(What you need to do):
Each line of the listing below must be returned exactly.

Start of Listed records

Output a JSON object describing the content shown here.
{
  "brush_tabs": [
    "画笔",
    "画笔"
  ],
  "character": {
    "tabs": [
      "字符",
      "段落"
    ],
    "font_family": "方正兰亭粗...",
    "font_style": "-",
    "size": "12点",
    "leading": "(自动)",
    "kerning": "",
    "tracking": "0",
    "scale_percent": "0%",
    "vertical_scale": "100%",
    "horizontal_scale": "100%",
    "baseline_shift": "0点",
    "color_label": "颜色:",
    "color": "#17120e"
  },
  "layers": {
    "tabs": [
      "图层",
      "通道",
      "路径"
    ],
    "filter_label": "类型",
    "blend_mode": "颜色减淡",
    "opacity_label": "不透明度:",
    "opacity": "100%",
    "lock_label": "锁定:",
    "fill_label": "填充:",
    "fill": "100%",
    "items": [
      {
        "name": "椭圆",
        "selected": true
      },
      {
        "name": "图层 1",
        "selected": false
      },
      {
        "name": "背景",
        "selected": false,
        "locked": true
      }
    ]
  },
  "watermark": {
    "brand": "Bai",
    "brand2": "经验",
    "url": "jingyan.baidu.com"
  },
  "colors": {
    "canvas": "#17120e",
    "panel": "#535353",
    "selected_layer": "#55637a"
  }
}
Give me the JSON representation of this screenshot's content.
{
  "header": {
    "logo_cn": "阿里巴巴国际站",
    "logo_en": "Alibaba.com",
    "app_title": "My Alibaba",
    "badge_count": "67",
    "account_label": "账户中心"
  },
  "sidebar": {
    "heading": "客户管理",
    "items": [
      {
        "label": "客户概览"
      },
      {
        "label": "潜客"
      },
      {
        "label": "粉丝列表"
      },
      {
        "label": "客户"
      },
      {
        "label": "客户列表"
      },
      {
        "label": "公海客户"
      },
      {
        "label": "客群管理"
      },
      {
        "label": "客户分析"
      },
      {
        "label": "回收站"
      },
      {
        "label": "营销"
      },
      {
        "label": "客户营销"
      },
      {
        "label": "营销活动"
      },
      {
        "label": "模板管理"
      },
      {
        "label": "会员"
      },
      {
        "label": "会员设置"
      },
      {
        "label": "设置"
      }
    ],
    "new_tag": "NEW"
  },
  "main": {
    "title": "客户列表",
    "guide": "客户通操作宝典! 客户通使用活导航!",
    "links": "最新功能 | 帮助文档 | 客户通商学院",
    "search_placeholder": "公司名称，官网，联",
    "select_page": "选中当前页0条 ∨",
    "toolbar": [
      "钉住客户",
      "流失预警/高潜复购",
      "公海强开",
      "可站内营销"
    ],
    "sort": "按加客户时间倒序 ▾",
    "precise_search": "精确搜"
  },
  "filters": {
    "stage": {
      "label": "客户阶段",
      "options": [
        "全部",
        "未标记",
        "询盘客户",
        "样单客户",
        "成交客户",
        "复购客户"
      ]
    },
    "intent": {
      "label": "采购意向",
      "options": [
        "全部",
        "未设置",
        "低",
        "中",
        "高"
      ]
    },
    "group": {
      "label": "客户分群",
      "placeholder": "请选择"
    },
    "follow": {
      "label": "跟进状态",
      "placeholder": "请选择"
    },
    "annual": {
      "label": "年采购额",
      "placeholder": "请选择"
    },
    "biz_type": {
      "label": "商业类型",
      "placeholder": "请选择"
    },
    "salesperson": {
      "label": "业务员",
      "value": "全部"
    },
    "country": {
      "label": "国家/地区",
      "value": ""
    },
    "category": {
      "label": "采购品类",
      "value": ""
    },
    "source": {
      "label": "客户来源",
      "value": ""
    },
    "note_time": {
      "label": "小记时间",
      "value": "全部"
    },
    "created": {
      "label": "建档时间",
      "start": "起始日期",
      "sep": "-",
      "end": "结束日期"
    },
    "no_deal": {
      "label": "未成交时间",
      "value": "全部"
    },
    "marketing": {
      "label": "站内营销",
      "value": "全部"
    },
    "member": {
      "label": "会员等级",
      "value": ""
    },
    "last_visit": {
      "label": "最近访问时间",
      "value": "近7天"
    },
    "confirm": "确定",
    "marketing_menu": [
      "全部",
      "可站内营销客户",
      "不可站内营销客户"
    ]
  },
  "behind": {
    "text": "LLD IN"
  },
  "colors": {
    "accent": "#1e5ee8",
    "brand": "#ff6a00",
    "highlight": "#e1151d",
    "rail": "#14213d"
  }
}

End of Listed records

(Task output):
Output a JSON object describing the content shown here.
{
  "brush_tabs": [
    "画笔",
    "画笔"
  ],
  "character": {
    "tabs": [
      "字符",
      "段落"
    ],
    "font_family": "方正兰亭粗...",
    "font_style": "-",
    "size": "12点",
    "leading": "(自动)",
    "kerning": "",
    "tracking": "0",
    "scale_percent": "0%",
    "vertical_scale": "100%",
    "horizontal_scale": "100%",
    "baseline_shift": "0点",
    "color_label": "颜色:",
    "color": "#17120e"
  },
  "layers": {
    "tabs": [
      "图层",
      "通道",
      "路径"
    ],
    "filter_label": "类型",
    "blend_mode": "颜色减淡",
    "opacity_label": "不透明度:",
    "opacity": "100%",
    "lock_label": "锁定:",
    "fill_label": "填充:",
    "fill": "100%",
    "items": [
      {
        "name": "椭圆",
        "selected": true
      },
      {
        "name": "图层 1",
        "selected": false
      },
      {
        "name": "背景",
        "selected": false,
        "locked": true
      }
    ]
  },
  "watermark": {
    "brand": "Bai",
    "brand2": "经验",
    "url": "jingyan.baidu.com"
  },
  "colors": {
    "canvas": "#17120e",
    "panel": "#535353",
    "selected_layer": "#55637a"
  }
}
Give me the JSON representation of this screenshot's content.
{
  "header": {
    "logo_cn": "阿里巴巴国际站",
    "logo_en": "Alibaba.com",
    "app_title": "My Alibaba",
    "badge_count": "67",
    "account_label": "账户中心"
  },
  "sidebar": {
    "heading": "客户管理",
    "items": [
      {
        "label": "客户概览"
      },
      {
        "label": "潜客"
      },
      {
        "label": "粉丝列表"
      },
      {
        "label": "客户"
      },
      {
        "label": "客户列表"
      },
      {
        "label": "公海客户"
      },
      {
        "label": "客群管理"
      },
      {
        "label": "客户分析"
      },
      {
        "label": "回收站"
      },
      {
        "label": "营销"
      },
      {
        "label": "客户营销"
      },
      {
        "label": "营销活动"
      },
      {
        "label": "模板管理"
      },
      {
        "label": "会员"
      },
      {
        "label": "会员设置"
      },
      {
        "label": "设置"
      }
    ],
    "new_tag": "NEW"
  },
  "main": {
    "title": "客户列表",
    "guide": "客户通操作宝典! 客户通使用活导航!",
    "links": "最新功能 | 帮助文档 | 客户通商学院",
    "search_placeholder": "公司名称，官网，联",
    "select_page": "选中当前页0条 ∨",
    "toolbar": [
      "钉住客户",
      "流失预警/高潜复购",
      "公海强开",
      "可站内营销"
    ],
    "sort": "按加客户时间倒序 ▾",
    "precise_search": "精确搜"
  },
  "filters": {
    "stage": {
      "label": "客户阶段",
      "options": [
        "全部",
        "未标记",
        "询盘客户",
        "样单客户",
        "成交客户",
        "复购客户"
      ]
    },
    "intent": {
      "label": "采购意向",
      "options": [
        "全部",
        "未设置",
        "低",
        "中",
        "高"
      ]
    },
    "group": {
      "label": "客户分群",
      "placeholder": "请选择"
    },
    "follow": {
      "label": "跟进状态",
      "placeholder": "请选择"
    },
    "annual": {
      "label": "年采购额",
      "placeholder": "请选择"
    },
    "biz_type": {
      "label": "商业类型",
      "placeholder": "请选择"
    },
    "salesperson": {
      "label": "业务员",
      "value": "全部"
    },
    "country": {
      "label": "国家/地区",
      "value": ""
    },
    "category": {
      "label": "采购品类",
      "value": ""
    },
    "source": {
      "label": "客户来源",
      "value": ""
    },
    "note_time": {
      "label": "小记时间",
      "value": "全部"
    },
    "created": {
      "label": "建档时间",
      "start": "起始日期",
      "sep": "-",
      "end": "结束日期"
    },
    "no_deal": {
      "label": "未成交时间",
      "value": "全部"
    },
    "marketing": {
      "label": "站内营销",
      "value": "全部"
    },
    "member": {
      "label": "会员等级",
      "value": ""
    },
    "last_visit": {
      "label": "最近访问时间",
      "value": "近7天"
    },
    "confirm": "确定",
    "marketing_menu": [
      "全部",
      "可站内营销客户",
      "不可站内营销客户"
    ]
  },
  "behind": {
    "text": "LLD IN"
  },
  "colors": {
    "accent": "#1e5ee8",
    "brand": "#ff6a00",
    "highlight": "#e1151d",
    "rail": "#14213d"
  }
}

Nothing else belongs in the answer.